Exercise: Could you please reproduce the entries exactly, leaving out any pictures?
____
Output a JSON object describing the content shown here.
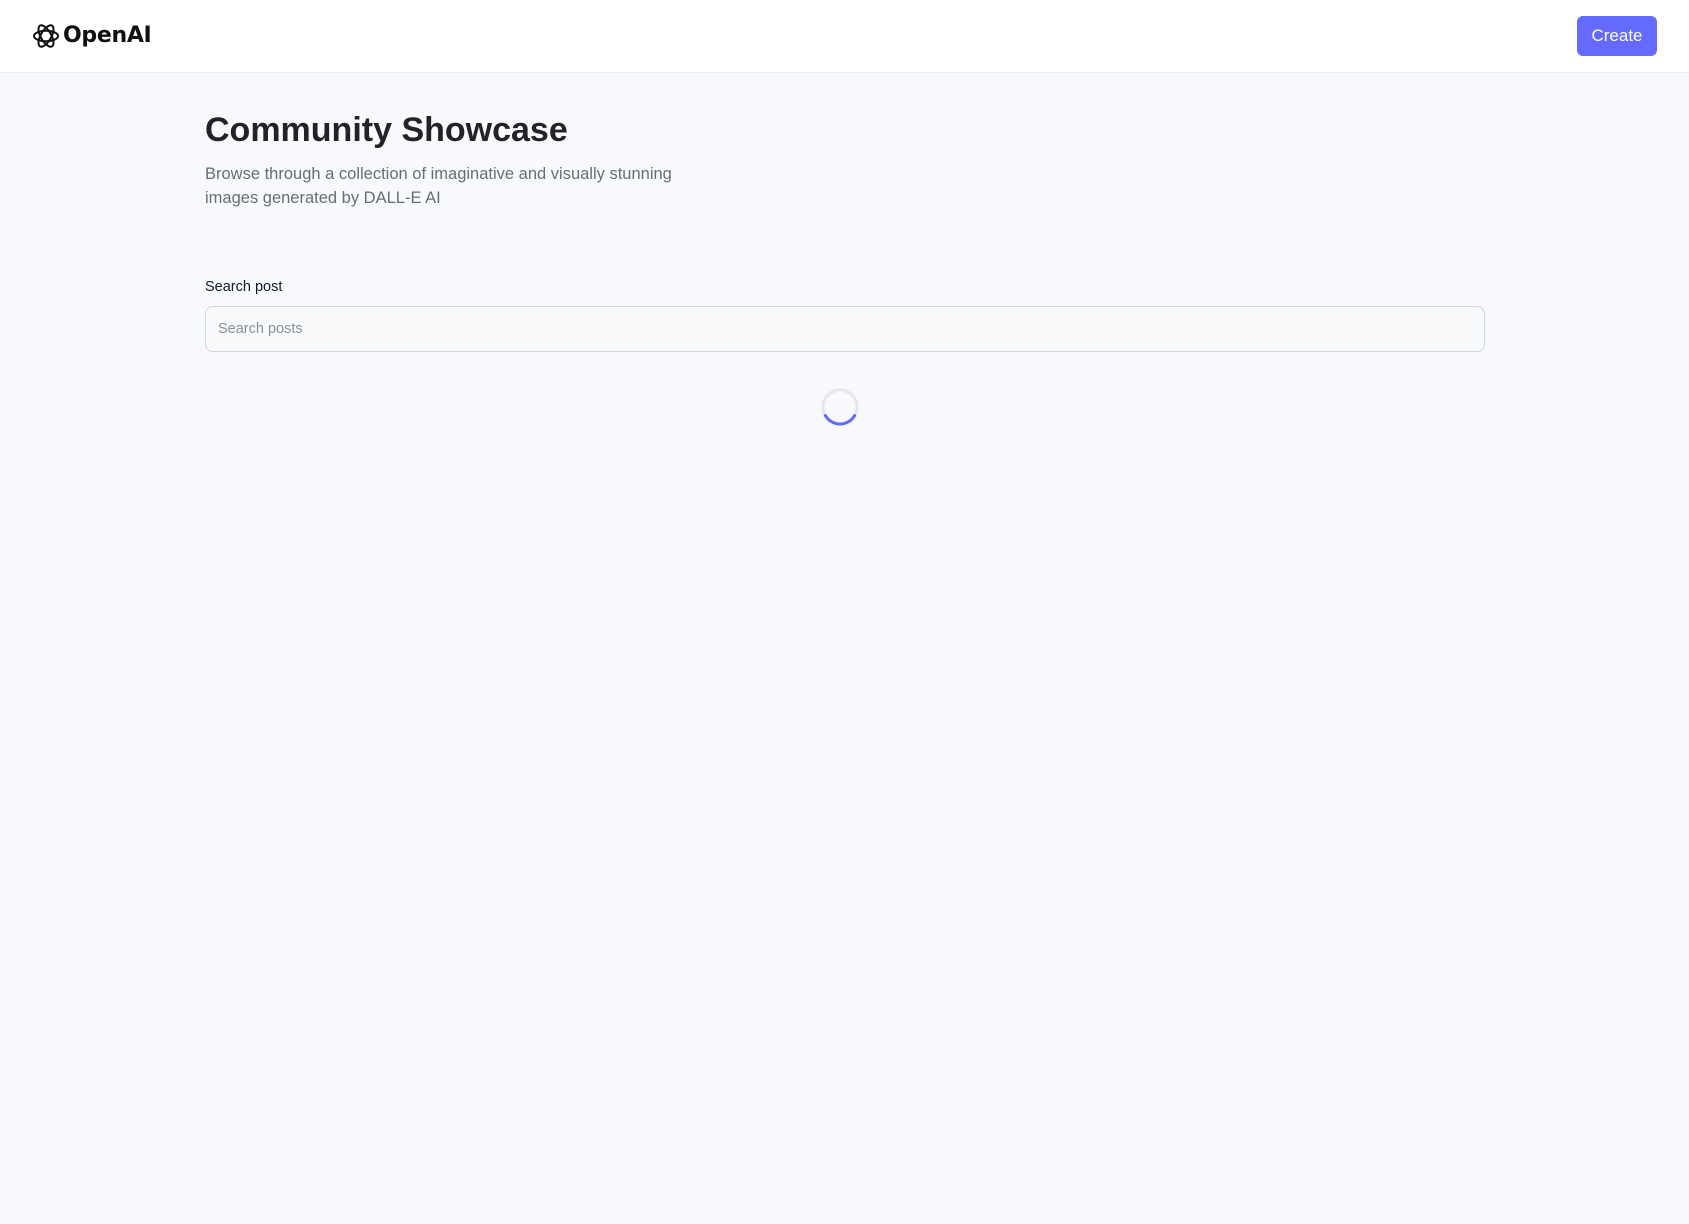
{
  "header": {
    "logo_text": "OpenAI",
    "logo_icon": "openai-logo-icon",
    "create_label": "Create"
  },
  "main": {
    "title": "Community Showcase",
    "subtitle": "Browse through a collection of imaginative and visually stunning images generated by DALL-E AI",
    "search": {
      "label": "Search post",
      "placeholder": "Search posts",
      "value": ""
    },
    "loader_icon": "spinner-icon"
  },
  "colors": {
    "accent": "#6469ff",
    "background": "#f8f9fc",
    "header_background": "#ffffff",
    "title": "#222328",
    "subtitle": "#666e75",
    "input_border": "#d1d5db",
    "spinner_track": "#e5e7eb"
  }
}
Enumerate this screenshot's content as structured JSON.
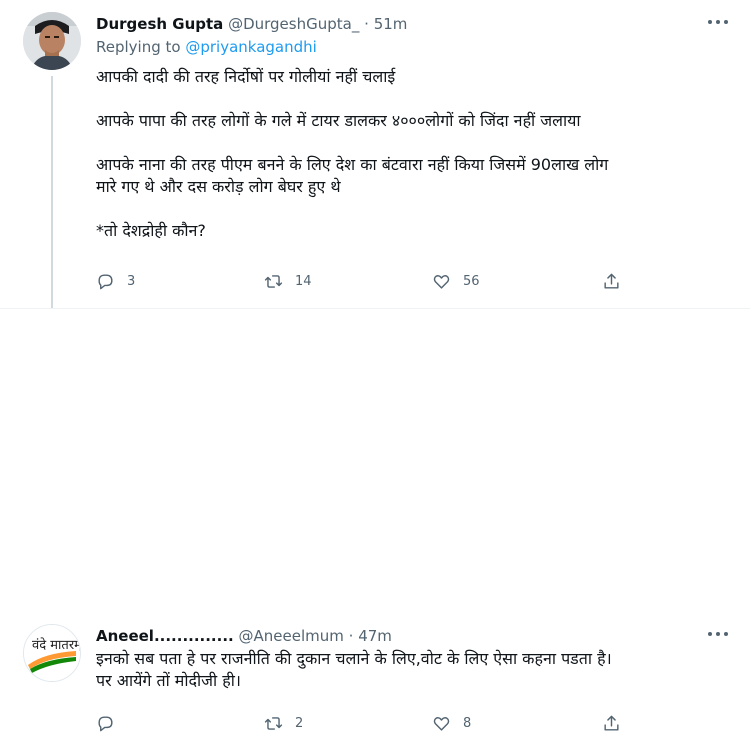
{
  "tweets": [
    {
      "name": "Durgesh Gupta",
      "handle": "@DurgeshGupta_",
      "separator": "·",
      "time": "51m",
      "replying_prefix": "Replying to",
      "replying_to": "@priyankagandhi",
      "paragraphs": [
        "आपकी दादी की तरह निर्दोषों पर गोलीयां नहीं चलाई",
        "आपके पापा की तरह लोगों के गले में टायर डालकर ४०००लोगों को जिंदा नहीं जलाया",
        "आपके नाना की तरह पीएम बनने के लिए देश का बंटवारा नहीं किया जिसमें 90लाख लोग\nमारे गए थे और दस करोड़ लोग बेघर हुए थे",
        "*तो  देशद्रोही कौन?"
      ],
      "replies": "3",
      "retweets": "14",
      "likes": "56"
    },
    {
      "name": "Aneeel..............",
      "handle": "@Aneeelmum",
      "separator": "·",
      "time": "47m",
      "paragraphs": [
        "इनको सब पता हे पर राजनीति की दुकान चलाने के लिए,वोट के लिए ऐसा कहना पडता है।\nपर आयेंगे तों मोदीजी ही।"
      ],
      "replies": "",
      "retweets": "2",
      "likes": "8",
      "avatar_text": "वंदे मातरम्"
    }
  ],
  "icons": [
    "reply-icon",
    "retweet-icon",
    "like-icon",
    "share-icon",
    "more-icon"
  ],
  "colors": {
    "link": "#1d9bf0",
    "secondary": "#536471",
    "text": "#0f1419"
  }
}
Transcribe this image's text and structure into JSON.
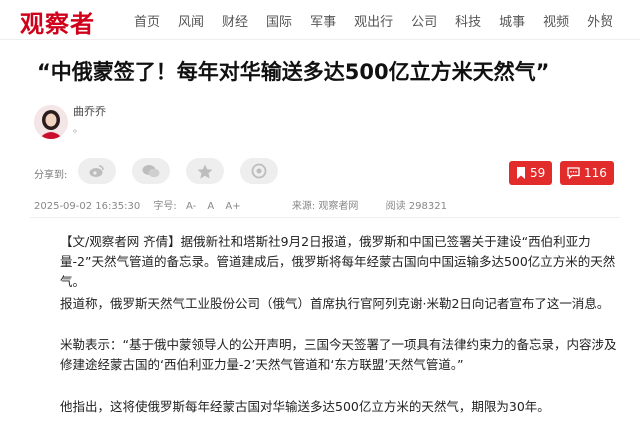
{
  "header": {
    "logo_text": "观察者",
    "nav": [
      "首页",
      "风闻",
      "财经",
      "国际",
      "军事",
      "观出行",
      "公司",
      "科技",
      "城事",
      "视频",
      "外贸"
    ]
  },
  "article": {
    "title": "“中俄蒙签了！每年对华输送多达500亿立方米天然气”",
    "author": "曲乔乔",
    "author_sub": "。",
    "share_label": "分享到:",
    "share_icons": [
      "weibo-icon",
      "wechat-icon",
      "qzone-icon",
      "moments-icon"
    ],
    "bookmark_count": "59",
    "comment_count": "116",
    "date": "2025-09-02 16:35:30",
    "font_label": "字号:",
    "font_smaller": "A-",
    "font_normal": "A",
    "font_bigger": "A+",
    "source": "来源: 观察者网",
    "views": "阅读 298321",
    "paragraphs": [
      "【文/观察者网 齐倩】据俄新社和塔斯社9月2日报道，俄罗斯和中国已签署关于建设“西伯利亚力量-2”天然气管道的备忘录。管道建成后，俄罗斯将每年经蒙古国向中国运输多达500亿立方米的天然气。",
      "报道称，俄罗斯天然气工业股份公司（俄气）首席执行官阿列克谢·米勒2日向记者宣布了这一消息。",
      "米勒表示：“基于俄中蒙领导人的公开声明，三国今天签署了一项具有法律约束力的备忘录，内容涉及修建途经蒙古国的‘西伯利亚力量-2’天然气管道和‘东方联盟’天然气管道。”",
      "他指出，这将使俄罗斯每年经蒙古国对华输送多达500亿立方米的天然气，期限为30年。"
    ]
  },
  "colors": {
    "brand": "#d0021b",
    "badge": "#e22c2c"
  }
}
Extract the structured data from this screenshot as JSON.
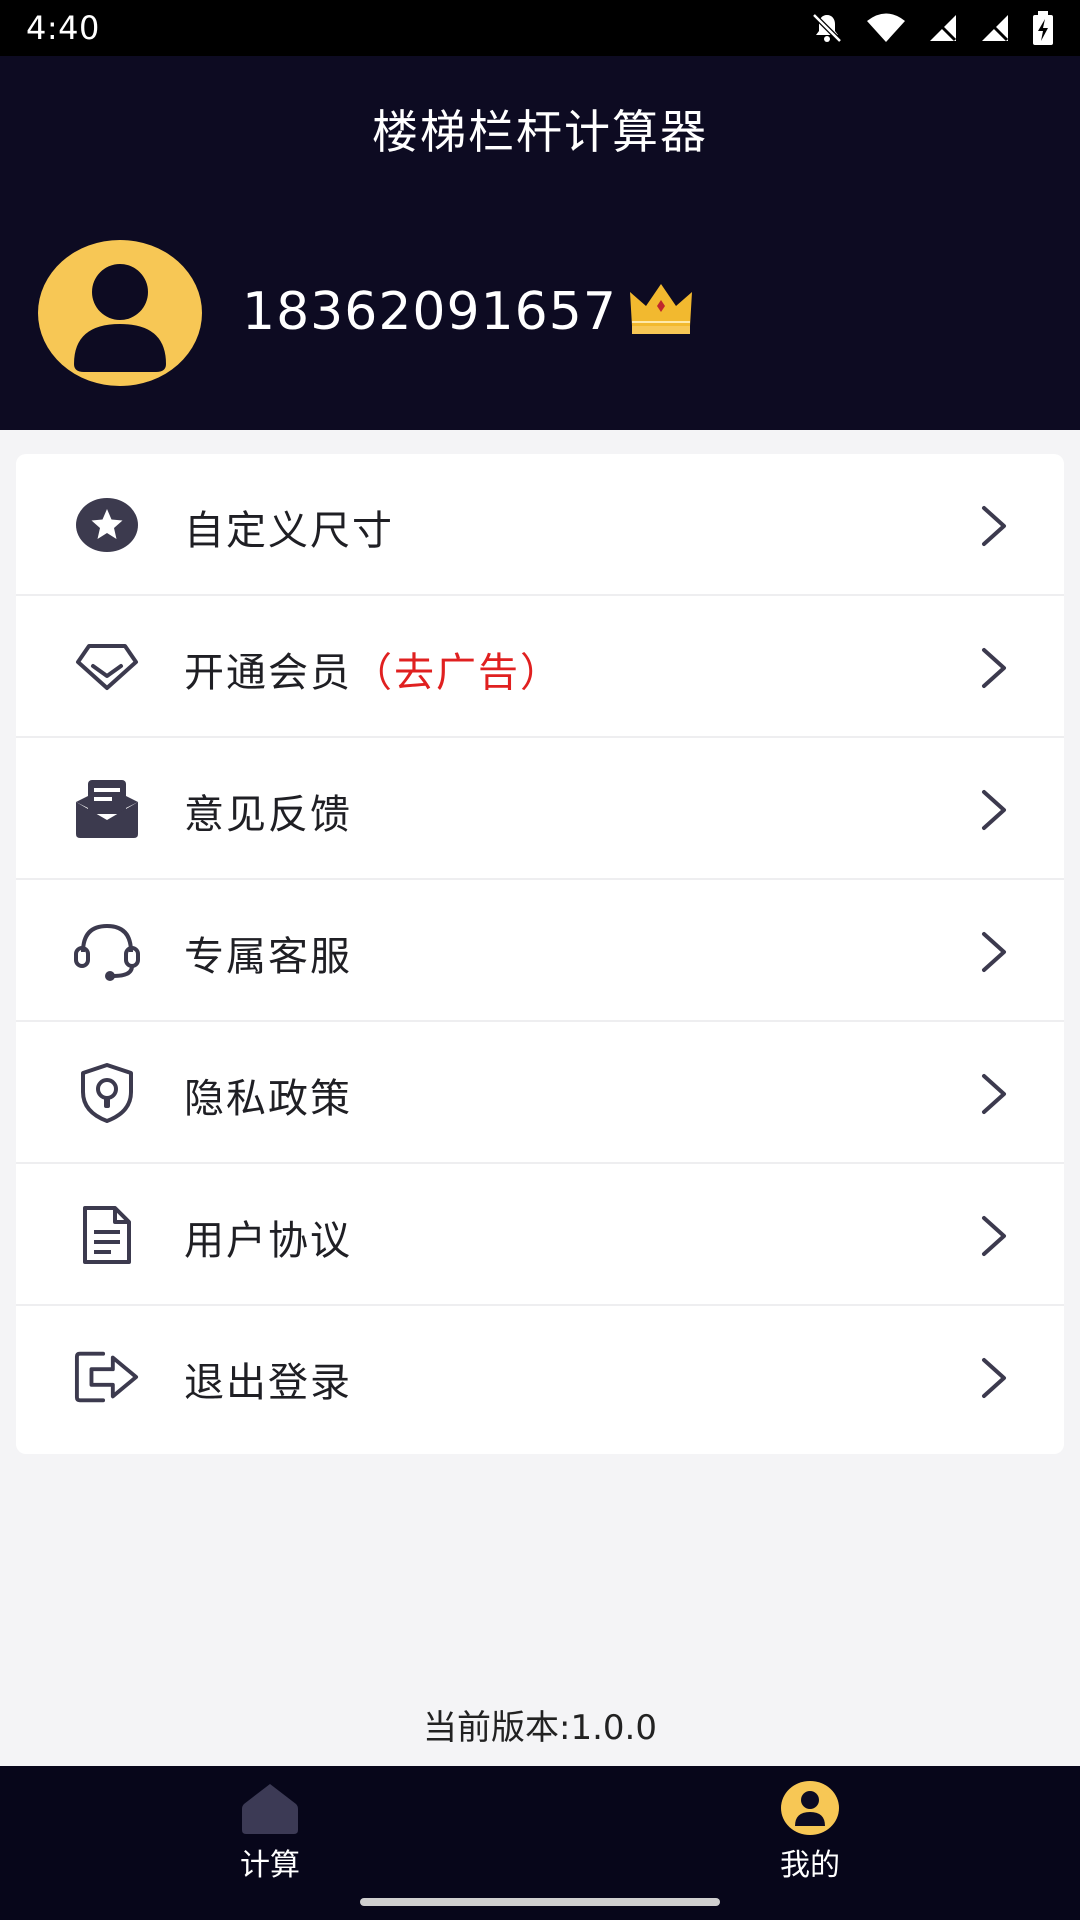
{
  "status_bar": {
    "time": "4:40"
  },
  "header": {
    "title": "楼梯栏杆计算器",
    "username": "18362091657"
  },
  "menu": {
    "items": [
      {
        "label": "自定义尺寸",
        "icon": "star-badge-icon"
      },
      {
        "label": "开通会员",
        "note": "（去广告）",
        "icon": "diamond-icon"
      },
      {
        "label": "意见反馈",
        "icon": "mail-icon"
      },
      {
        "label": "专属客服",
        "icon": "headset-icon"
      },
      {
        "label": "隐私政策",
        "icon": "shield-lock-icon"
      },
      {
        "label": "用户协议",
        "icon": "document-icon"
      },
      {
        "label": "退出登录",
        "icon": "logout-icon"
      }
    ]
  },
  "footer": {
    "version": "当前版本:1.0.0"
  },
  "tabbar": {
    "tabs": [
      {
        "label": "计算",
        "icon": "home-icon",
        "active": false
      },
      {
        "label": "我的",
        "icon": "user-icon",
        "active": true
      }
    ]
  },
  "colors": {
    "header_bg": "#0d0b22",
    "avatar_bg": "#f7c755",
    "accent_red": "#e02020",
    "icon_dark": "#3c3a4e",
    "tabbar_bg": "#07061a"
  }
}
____
Solution for this task:
Output a JSON object describing the content shown here.
{
  "header": {
    "logo_text": "OpenAI",
    "logo_icon": "openai-logo-icon",
    "create_label": "Create"
  },
  "main": {
    "title": "Community Showcase",
    "subtitle": "Browse through a collection of imaginative and visually stunning images generated by DALL-E AI",
    "search": {
      "label": "Search post",
      "placeholder": "Search posts",
      "value": ""
    },
    "loader_icon": "spinner-icon"
  },
  "colors": {
    "accent": "#6469ff",
    "background": "#f8f9fc",
    "header_background": "#ffffff",
    "title": "#222328",
    "subtitle": "#666e75",
    "input_border": "#d1d5db",
    "spinner_track": "#e5e7eb"
  }
}
Enumerate this screenshot's content as structured JSON.
{
  "tweets": [
    {
      "name": "Durgesh Gupta",
      "handle": "@DurgeshGupta_",
      "separator": "·",
      "time": "51m",
      "replying_prefix": "Replying to",
      "replying_to": "@priyankagandhi",
      "paragraphs": [
        "आपकी दादी की तरह निर्दोषों पर गोलीयां नहीं चलाई",
        "आपके पापा की तरह लोगों के गले में टायर डालकर ४०००लोगों को जिंदा नहीं जलाया",
        "आपके नाना की तरह पीएम बनने के लिए देश का बंटवारा नहीं किया जिसमें 90लाख लोग\nमारे गए थे और दस करोड़ लोग बेघर हुए थे",
        "*तो  देशद्रोही कौन?"
      ],
      "replies": "3",
      "retweets": "14",
      "likes": "56"
    },
    {
      "name": "Aneeel..............",
      "handle": "@Aneeelmum",
      "separator": "·",
      "time": "47m",
      "paragraphs": [
        "इनको सब पता हे पर राजनीति की दुकान चलाने के लिए,वोट के लिए ऐसा कहना पडता है।\nपर आयेंगे तों मोदीजी ही।"
      ],
      "replies": "",
      "retweets": "2",
      "likes": "8",
      "avatar_text": "वंदे मातरम्"
    }
  ],
  "icons": [
    "reply-icon",
    "retweet-icon",
    "like-icon",
    "share-icon",
    "more-icon"
  ],
  "colors": {
    "link": "#1d9bf0",
    "secondary": "#536471",
    "text": "#0f1419"
  }
}
Transcribe this image's text and structure into JSON.
{
  "header": {
    "logo_text": "观察者",
    "nav": [
      "首页",
      "风闻",
      "财经",
      "国际",
      "军事",
      "观出行",
      "公司",
      "科技",
      "城事",
      "视频",
      "外贸"
    ]
  },
  "article": {
    "title": "“中俄蒙签了！每年对华输送多达500亿立方米天然气”",
    "author": "曲乔乔",
    "author_sub": "。",
    "share_label": "分享到:",
    "share_icons": [
      "weibo-icon",
      "wechat-icon",
      "qzone-icon",
      "moments-icon"
    ],
    "bookmark_count": "59",
    "comment_count": "116",
    "date": "2025-09-02 16:35:30",
    "font_label": "字号:",
    "font_smaller": "A-",
    "font_normal": "A",
    "font_bigger": "A+",
    "source": "来源: 观察者网",
    "views": "阅读 298321",
    "paragraphs": [
      "【文/观察者网 齐倩】据俄新社和塔斯社9月2日报道，俄罗斯和中国已签署关于建设“西伯利亚力量-2”天然气管道的备忘录。管道建成后，俄罗斯将每年经蒙古国向中国运输多达500亿立方米的天然气。",
      "报道称，俄罗斯天然气工业股份公司（俄气）首席执行官阿列克谢·米勒2日向记者宣布了这一消息。",
      "米勒表示：“基于俄中蒙领导人的公开声明，三国今天签署了一项具有法律约束力的备忘录，内容涉及修建途经蒙古国的‘西伯利亚力量-2’天然气管道和‘东方联盟’天然气管道。”",
      "他指出，这将使俄罗斯每年经蒙古国对华输送多达500亿立方米的天然气，期限为30年。"
    ]
  },
  "colors": {
    "brand": "#d0021b",
    "badge": "#e22c2c"
  }
}
Extract the structured data from this screenshot as JSON.
{
  "status_bar": {
    "time": "4:40"
  },
  "header": {
    "title": "楼梯栏杆计算器",
    "username": "18362091657"
  },
  "menu": {
    "items": [
      {
        "label": "自定义尺寸",
        "icon": "star-badge-icon"
      },
      {
        "label": "开通会员",
        "note": "（去广告）",
        "icon": "diamond-icon"
      },
      {
        "label": "意见反馈",
        "icon": "mail-icon"
      },
      {
        "label": "专属客服",
        "icon": "headset-icon"
      },
      {
        "label": "隐私政策",
        "icon": "shield-lock-icon"
      },
      {
        "label": "用户协议",
        "icon": "document-icon"
      },
      {
        "label": "退出登录",
        "icon": "logout-icon"
      }
    ]
  },
  "footer": {
    "version": "当前版本:1.0.0"
  },
  "tabbar": {
    "tabs": [
      {
        "label": "计算",
        "icon": "home-icon",
        "active": false
      },
      {
        "label": "我的",
        "icon": "user-icon",
        "active": true
      }
    ]
  },
  "colors": {
    "header_bg": "#0d0b22",
    "avatar_bg": "#f7c755",
    "accent_red": "#e02020",
    "icon_dark": "#3c3a4e",
    "tabbar_bg": "#07061a"
  }
}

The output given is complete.